The MAF Peace and Reconciliation team flew to Kuajok in Warrap State from 17-19 October to run the three-day Healing Hearts and Transforming Nations workshop. The team, including Joseph Maluk, Raphael Joel, Michael Pajok and Sara Nema led the workshop attended by 49 participants.
‘We received a great welcome with a ceremony washing the feet of the facilitators, the way Jesus washed his disciples' feet before he sent them out. I have never experience that before,’ reported lead facilitator Joseph on his return to Juba.
‘The 49 participants enjoyed the workshop. We could see the changes they were experiencing as the workshop progressed,’ he says.
I was happy for the opportunity to share the workshop with my people. When I see people getting help and accepting the teaching it makes me feel like we are coming together as South Sudanese and putting the past behind us
It is the fourth workshop for Sara who trained to become a facilitator earlier this year. ‘We had a lot of teenagers and youth attending. They really understood the topics. They asked a lot of questions,’ she says.
Sara was touched by the heart-breaking stories about family members who died and went missing during the war in Kwajok.
The area faces many challenges including insecurity coming from the cattle keepers, a lack of food and drinking water and schooling for children.
‘My favourite parts are the Cross Workshop, Standing in the Gap and the Kings Table,’ Sara said, naming three of the exercises that help participants to put their learning into action.
The paramount chief urged the people to apply the teaching and made an appeal for MAF to come back and lead more workshops
For Joseph, it is the teaching on prejudice that is most impactful:

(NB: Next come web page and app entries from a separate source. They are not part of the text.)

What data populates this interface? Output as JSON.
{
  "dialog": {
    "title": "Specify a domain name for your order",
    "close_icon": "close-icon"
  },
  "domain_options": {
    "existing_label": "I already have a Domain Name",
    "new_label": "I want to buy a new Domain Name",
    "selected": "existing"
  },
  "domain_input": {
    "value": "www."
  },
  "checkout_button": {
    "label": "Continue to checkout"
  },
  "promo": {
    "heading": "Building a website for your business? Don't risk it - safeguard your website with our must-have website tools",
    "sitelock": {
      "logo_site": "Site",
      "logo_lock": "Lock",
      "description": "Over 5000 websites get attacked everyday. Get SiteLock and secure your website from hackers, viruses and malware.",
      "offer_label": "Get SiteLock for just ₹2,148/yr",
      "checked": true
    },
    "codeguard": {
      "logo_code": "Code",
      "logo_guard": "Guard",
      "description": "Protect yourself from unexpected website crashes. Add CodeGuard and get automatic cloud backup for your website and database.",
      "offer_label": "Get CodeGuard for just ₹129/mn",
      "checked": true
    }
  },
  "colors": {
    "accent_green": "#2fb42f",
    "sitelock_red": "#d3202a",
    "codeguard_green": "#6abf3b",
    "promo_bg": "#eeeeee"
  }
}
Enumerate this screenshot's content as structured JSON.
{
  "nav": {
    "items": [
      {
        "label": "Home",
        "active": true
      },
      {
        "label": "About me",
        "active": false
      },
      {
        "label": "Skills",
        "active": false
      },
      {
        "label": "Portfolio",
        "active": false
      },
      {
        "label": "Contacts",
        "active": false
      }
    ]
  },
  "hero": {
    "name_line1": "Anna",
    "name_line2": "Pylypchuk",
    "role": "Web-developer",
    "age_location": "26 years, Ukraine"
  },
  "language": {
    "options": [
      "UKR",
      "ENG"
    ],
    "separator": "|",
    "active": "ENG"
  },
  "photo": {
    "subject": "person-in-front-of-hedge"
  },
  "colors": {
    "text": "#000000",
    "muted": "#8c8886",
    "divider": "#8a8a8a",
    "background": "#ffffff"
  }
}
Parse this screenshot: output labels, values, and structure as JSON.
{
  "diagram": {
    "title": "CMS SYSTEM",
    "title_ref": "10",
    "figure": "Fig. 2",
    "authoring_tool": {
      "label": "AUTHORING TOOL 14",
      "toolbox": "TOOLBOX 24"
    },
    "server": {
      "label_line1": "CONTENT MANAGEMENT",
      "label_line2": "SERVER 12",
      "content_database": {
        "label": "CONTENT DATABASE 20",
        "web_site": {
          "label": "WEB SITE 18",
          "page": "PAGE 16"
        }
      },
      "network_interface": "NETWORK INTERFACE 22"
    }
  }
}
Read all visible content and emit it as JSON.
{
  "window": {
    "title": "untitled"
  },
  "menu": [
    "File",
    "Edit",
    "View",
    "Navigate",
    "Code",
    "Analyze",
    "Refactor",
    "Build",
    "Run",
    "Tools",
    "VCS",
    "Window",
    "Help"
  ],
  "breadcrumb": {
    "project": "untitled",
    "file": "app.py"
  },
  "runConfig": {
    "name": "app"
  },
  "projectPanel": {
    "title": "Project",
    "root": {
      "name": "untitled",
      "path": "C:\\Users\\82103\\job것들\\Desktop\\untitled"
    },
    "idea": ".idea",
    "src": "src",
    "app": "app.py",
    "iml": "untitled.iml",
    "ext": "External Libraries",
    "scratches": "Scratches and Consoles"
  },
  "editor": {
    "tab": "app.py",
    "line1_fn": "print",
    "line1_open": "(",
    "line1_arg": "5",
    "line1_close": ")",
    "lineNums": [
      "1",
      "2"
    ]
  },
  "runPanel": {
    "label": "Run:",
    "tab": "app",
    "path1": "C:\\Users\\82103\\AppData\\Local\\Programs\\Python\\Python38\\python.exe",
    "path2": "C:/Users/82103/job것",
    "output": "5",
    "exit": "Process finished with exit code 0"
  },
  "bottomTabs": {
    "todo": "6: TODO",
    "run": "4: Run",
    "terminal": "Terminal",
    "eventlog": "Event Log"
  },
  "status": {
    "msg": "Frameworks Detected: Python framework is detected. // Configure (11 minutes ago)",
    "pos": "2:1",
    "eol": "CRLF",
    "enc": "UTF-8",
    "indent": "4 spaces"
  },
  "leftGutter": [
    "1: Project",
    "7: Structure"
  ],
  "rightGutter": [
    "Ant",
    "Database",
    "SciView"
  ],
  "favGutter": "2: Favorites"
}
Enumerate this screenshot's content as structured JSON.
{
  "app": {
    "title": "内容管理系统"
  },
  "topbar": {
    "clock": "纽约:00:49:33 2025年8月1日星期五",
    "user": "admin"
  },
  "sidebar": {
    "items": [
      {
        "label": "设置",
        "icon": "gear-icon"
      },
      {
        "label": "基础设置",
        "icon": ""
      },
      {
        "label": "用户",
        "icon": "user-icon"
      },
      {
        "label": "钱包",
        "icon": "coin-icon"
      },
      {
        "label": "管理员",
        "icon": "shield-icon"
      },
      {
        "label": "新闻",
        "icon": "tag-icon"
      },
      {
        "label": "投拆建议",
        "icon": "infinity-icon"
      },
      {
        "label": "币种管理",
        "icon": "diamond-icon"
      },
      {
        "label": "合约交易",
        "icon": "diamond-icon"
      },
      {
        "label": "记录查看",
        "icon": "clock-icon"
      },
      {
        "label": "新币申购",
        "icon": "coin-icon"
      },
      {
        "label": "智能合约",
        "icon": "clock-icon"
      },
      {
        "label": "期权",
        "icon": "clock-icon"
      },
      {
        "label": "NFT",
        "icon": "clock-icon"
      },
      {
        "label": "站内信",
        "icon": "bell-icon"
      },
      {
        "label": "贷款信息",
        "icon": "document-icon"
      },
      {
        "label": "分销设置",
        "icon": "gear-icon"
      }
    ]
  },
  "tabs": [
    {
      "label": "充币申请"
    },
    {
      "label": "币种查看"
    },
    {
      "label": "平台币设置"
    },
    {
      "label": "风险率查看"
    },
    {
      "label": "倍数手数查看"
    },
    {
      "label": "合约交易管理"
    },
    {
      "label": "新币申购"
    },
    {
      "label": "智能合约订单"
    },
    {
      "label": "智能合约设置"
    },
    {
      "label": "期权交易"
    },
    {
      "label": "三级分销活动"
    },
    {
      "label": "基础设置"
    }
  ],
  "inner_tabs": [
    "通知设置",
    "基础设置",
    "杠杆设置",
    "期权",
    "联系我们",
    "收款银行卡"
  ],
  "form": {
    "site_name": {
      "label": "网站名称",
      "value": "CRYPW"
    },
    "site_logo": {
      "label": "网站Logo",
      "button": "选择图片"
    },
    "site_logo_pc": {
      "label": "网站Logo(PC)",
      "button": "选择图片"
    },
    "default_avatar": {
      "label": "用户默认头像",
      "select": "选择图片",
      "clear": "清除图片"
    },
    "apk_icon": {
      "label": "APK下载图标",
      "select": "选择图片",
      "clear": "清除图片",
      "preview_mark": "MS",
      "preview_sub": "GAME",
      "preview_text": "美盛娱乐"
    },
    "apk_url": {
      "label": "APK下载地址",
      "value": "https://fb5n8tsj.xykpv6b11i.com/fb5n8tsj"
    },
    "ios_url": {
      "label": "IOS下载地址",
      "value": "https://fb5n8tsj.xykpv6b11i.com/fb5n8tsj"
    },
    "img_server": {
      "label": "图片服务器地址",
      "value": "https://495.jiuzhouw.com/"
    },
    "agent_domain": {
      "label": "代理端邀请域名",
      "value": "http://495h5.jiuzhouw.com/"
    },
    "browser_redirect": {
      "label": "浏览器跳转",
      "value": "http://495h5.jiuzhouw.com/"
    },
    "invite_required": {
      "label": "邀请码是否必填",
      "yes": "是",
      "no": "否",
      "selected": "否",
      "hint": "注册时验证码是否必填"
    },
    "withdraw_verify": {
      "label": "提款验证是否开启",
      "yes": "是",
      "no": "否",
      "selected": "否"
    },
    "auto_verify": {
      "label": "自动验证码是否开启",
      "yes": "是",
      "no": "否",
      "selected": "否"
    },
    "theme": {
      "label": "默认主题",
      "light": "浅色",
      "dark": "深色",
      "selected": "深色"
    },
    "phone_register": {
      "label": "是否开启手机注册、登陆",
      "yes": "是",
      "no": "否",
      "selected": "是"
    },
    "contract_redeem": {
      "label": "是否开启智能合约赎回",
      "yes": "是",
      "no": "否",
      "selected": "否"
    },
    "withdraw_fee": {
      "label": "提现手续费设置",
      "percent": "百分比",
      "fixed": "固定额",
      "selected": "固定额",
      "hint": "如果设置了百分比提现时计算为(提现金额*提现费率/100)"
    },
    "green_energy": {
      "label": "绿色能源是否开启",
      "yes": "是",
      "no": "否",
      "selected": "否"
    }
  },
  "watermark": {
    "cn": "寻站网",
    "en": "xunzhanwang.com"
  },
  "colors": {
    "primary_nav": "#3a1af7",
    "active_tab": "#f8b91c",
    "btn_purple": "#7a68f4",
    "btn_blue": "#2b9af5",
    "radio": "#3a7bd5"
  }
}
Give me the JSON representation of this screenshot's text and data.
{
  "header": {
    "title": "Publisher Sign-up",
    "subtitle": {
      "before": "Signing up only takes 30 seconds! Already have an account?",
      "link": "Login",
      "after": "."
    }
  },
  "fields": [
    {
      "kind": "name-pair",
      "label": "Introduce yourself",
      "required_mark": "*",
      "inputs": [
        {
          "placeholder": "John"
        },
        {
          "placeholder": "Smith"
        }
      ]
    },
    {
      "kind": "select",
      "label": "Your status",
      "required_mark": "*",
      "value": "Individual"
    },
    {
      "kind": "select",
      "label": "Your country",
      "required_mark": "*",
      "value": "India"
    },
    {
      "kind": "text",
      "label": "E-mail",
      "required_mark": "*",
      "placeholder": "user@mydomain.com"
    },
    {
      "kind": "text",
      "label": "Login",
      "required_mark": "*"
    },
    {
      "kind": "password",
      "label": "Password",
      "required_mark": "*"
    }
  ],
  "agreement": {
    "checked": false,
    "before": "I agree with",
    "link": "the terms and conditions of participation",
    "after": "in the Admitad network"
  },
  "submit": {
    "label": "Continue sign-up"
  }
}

‘The teaching on prejudice is really very important - enlightening people to understand the harm they are doing when they generalise about different tribes and people who are different from them. We teach that prejudice is like a landmine that is hidden but harmful and could explode at any time – causing hurt and suffering. Even as facilitators we feel challenged about this sometimes.’
Equally important, is The Cross Workshop, as Joseph explains. ‘The Cross Workshop is an opportunity for people to lay down their pain at the foot of the cross and receive healing and forgiveness. Feeling emotion and bringing it to God is an important part of the process of healing,’ he says.
‘During the Standing in the Gap exercise we teach that you can both give and receive forgiveness on behalf of your community. You can confess and acknowledge things that are not right, accept what your community has done to harm others, and kneel humbly before them to ask for forgiveness, even if we are not the ones that have committed the crime. This helps to bring healing at a community level. After that, you will be able to move forward in peace.’
On the last day, the workshop was attended by the government officials including the Director of Religious Affairs, the youth leader and the paramount chief of the area.
The paramount chief urged the people to apply the teaching. He made an appeal for more workshops and highlighted some of the needs in the community that make it hard to remember the teaching. He urged people not to be divided and distracted by political activities on the run up to the elections in 2024.
The workshop concluded with a joyful celebration with singing and dancing enjoyed by participants and facilitators alike.
‘The workshop was wonderful! There is a high need for the workshop to be done in the Warrap region, because this is the first time we’ve done it. I was happy for the opportunity to share the workshop with my people. When I see people getting help and accepting the teaching it makes me feel like we are coming together as South Sudanese and putting the past behind us,’ Joseph concludes.
The teaching on prejudice is really very important. We teach that prejudice is like a landmine that is hidden but harmful and could explode at any time – causing hurt and suffering